Existence deals us many varying and varied cards, for some: people, creatures and organisms—their Life scripts are ushered in by a clarion call birth song of states of ugly or deficit feeling. Rats know a thing or two about this and so does Musca domestica; commonly known as the domestic house fly. Maggot— the new single and accompanying music video from Kras & Sexxus, conceived by interdisciplinary artists Brandon Reeff and Duncan Gosling (Kras)—is:
on one hand just a song dedicated to the short life span of one of the most hated creatures in the world Musca domestica, which is commonly known as the domestic house fly. But on the other hand, the hand that wears a velvet glove, it’s a story about queer expression in the city of Johannesburg and the beauty of living on the fringes of creativity.
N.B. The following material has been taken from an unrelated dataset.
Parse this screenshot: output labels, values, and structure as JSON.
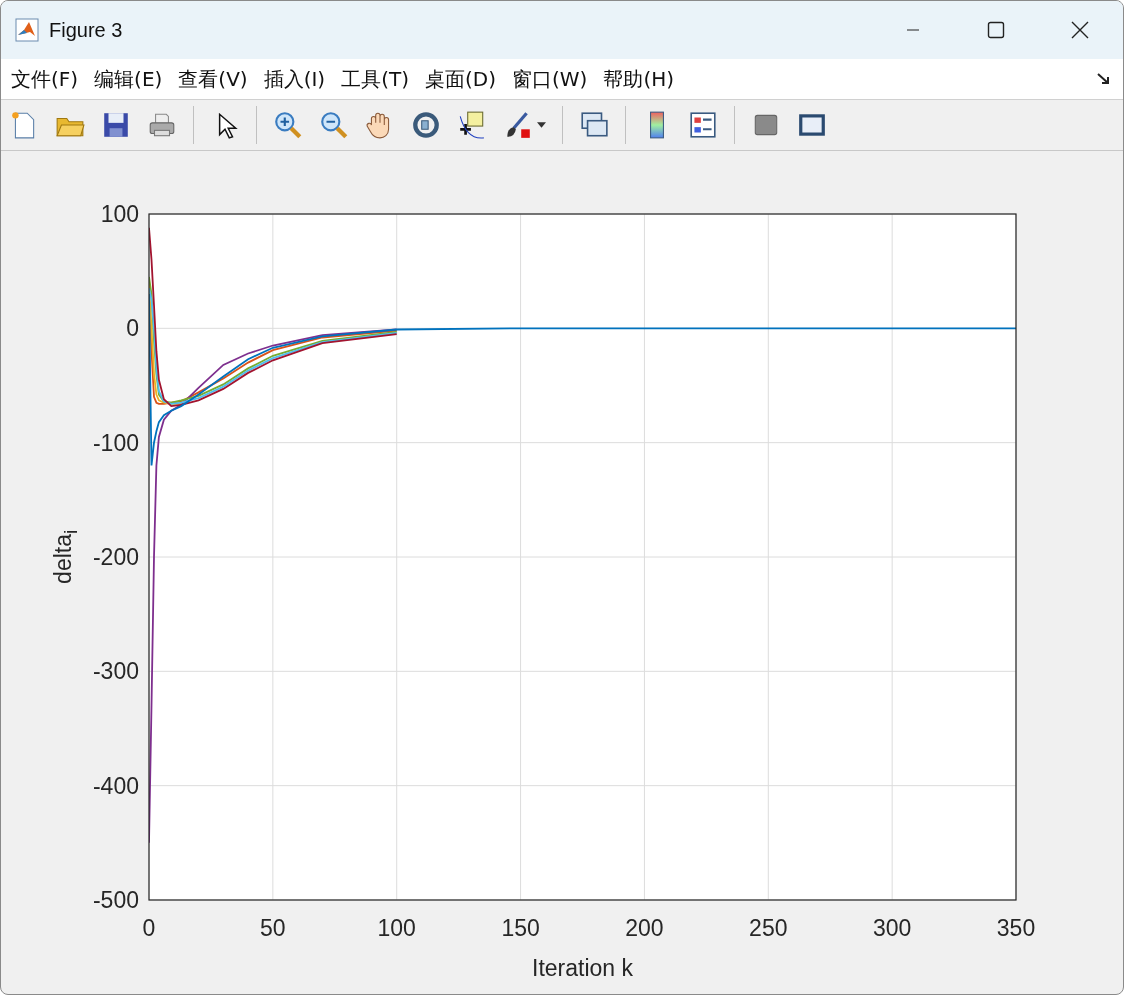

Incubated by the hardcore breakbeat sounds of Sexxus (Wet Dreams Recordings) and birthed into life by the visual chicanery of Johannesburg based multimedia artist and guitarist Kossy World (Koos Van Der Wat). Van Der Wat’s aesthetic is the culmination of his vision to introduce a new world paradigm to this planet. The Maggot video gave him the perfect opportunity to start populating this world with characters and sound…”As Kras takes [us] through a tour of the quantum transition into this bold new reality ruled by Neptune and Uranus”. In my listening to and comprehending of Maggot— sonically and through the music video—the meeting of the two forms on a single audio-visual canvas, manifest a sensation of engagement that is unnerving and unusually claustrophobic. Perhaps, this is the feeling that accompanies a knowing of self from a place of being unwanted, hated—your schema of self written in an external script of antagonism. The disorientating affect and effect of the video are further enhanced by its glitch art aesthetic—overlaid with and melting into a second layer of footage—this being that of Joburg city originally shot by German documentary maker Kath Wit. This all adding an interesting aesthetic and narrative texture to it. Trying to unpack concrete meaning from the song itself and its lyrics seems like a convoluted exercise. Listening to it—it settles into my ears like a murmured stream of consciousness, listening to it almost feels like hearing someone’s inside thoughts spoken out aloud. Trespassing on them, and only really realising after the transgression has occurred. However, listening to the song and watching the video I am also reminded of Douglas Adams, The Hitchhiker’s Guide to the Galaxy and “the answer to the ultimate question of life, the universe and everything”, being 42.
Check out the newly released video below!